We can only speculate as to why similarly efficient CEWL-dominated cooling seems not to have evolved in sandgrouse. One possibility is that the water demands for CEWL-dominated cooling are not sustainable for birds that typically forage far from water and visit water sources to drink only once a day, usually in the early morning (de Juana, 1997), and in the case of P. burchelli typically 2–3 h after sunrise (Lloyd, 2005). When foraging during the heat of the day, sandgrouse therefore likely experience strong trade-offs between activity, heat storage and EWL. We hypothesise that evaporative cooling dominated by REWL facilitates delaying the initiation of rapid evaporative heat dissipation. According to this reasoning, as Ta exceeds Tb, sandgrouse initially minimise heat loss via mechanisms such as ptiloerection and huddling, and only commence gular flutter and panting when Ta is well above Tb. It is perhaps relevant that columbids with very high evaporative cooling capacities, such as Namaqua doves (Oena capensis), in which EHL/MHP ratios can approach 5 (McKechnie et al., 2016), are seldom seen far from water during the hottest part of the day (Dean, 2005).

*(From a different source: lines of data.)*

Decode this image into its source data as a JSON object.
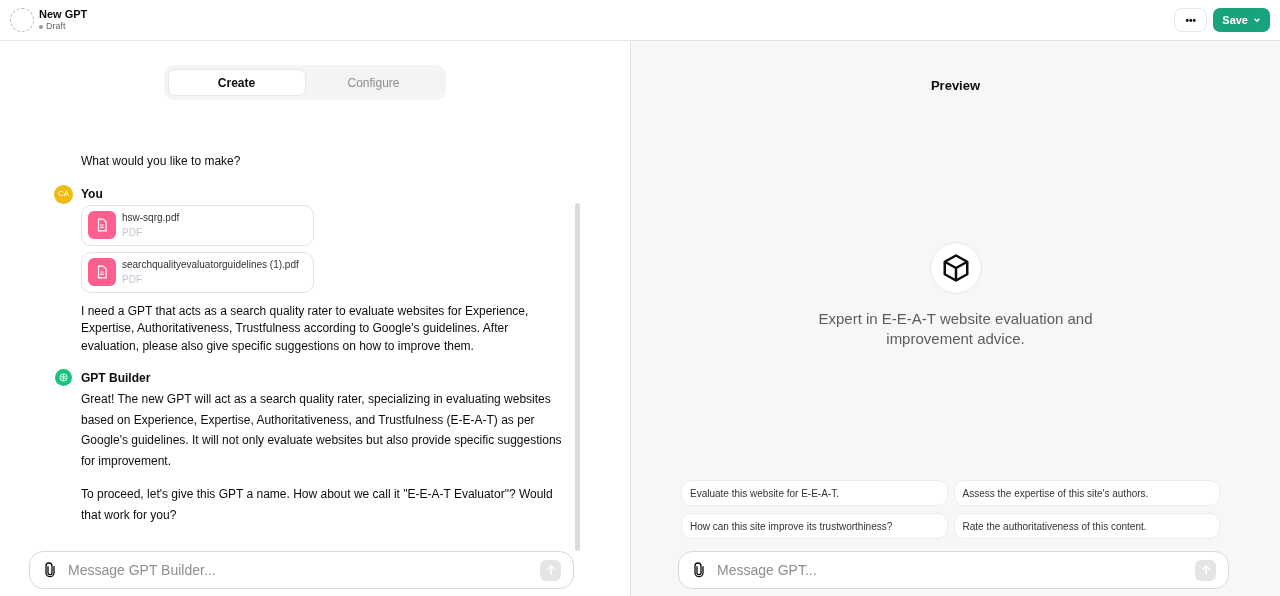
{
  "header": {
    "title": "New GPT",
    "status": "Draft",
    "more_label": "•••",
    "save_label": "Save"
  },
  "tabs": [
    {
      "label": "Create",
      "selected": true
    },
    {
      "label": "Configure",
      "selected": false
    }
  ],
  "messages": [
    {
      "kind": "plain",
      "paragraphs": [
        "What would you like to make?"
      ]
    },
    {
      "kind": "user",
      "author": "You",
      "initials": "CA",
      "files": [
        {
          "name": "hsw-sqrg.pdf",
          "type": "PDF"
        },
        {
          "name": "searchqualityevaluatorguidelines (1).pdf",
          "type": "PDF"
        }
      ],
      "paragraphs": [
        "I need a GPT that acts as a search quality rater to evaluate websites for Experience, Expertise, Authoritativeness, Trustfulness according to Google's guidelines. After evaluation, please also give specific suggestions on how to improve them."
      ]
    },
    {
      "kind": "builder",
      "author": "GPT Builder",
      "paragraphs": [
        "Great! The new GPT will act as a search quality rater, specializing in evaluating websites based on Experience, Expertise, Authoritativeness, and Trustfulness (E-E-A-T) as per Google's guidelines. It will not only evaluate websites but also provide specific suggestions for improvement.",
        "To proceed, let's give this GPT a name. How about we call it \"E-E-A-T Evaluator\"? Would that work for you?"
      ]
    }
  ],
  "builder_input": {
    "placeholder": "Message GPT Builder..."
  },
  "preview": {
    "title": "Preview",
    "description": "Expert in E-E-A-T website evaluation and improvement advice.",
    "suggestions": [
      "Evaluate this website for E-E-A-T.",
      "Assess the expertise of this site's authors.",
      "How can this site improve its trustworthiness?",
      "Rate the authoritativeness of this content."
    ],
    "input": {
      "placeholder": "Message GPT..."
    }
  }
}
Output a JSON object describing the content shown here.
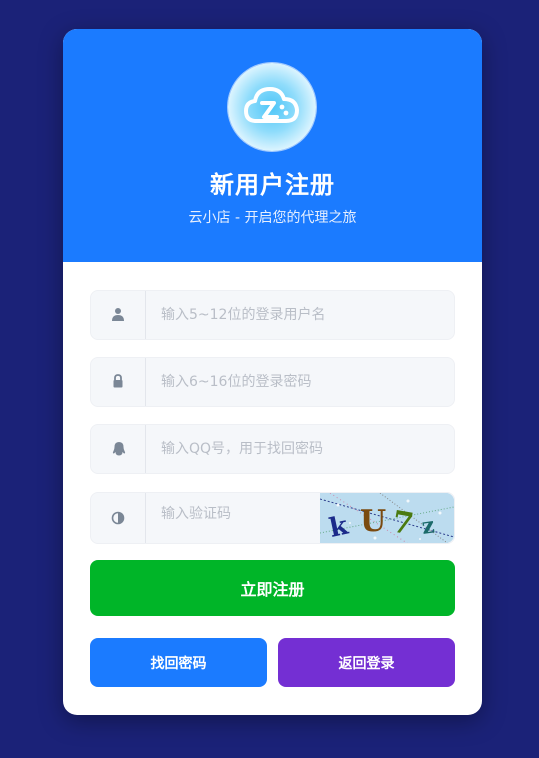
{
  "header": {
    "title": "新用户注册",
    "subtitle": "云小店 - 开启您的代理之旅",
    "logo_icon": "cloud-logo-icon"
  },
  "form": {
    "username": {
      "value": "",
      "placeholder": "输入5~12位的登录用户名",
      "icon": "user-icon"
    },
    "password": {
      "value": "",
      "placeholder": "输入6~16位的登录密码",
      "icon": "lock-icon"
    },
    "qq": {
      "value": "",
      "placeholder": "输入QQ号，用于找回密码",
      "icon": "qq-penguin-icon"
    },
    "captcha": {
      "value": "",
      "placeholder": "输入验证码",
      "icon": "half-circle-icon",
      "image_text": "kU7z"
    }
  },
  "buttons": {
    "register_label": "立即注册",
    "find_password_label": "找回密码",
    "back_login_label": "返回登录"
  },
  "colors": {
    "background": "#1b2278",
    "header": "#1b7bff",
    "register": "#00b528",
    "find_password": "#1b7bff",
    "back_login": "#742fd3"
  }
}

In summary, the heat tolerance of Burchell's sandgrouse is impressive, with individuals tolerating Ta up to ∼56°C when exposed to acute heat stress under laboratory conditions. However, tolerance of very high Ta involves large fractional increases in rates of evaporation and metabolism, making evaporative cooling in this species considerably less efficient than in groups such as columbids and caprimulgids. The high rates of EWL required for thermoregulation under extremely hot conditions, combined with maximum Tb limits that are not above the typical avian range, may partly explain the strong dependence of sandgrouse on often-distant water sources.
We dedicate this paper to the late Gordon Lindsay Maclean, whose passion for ornithology and good English made a lasting impression on A.E.M. as an undergraduate student. We thank Japie and Venitia Schreuder and the de Bruin family for allowing us to conduct this research on their properties, and Berry Pinshow and two anonymous reviewers for comments on previous versions of the manuscript.
B.O.W. and A.E.M. designed the study. B.S., M.C.W., M.J.N., W.A.T., M.G. and B.O.W. collected data. A.R.G., A.E.M. and M.C.W. analysed the data. A.E.M. and B.O.W. wrote the manuscript.
This material is based on work supported by the National Science Foundation under IOS-1122228 to B.O.W. Any opinions, findings and conclusions or recommendations expressed in this material are those of the author(s) and do not necessarily reflect the views of the National Science Foundation.
The authors declare no competing or financial interests.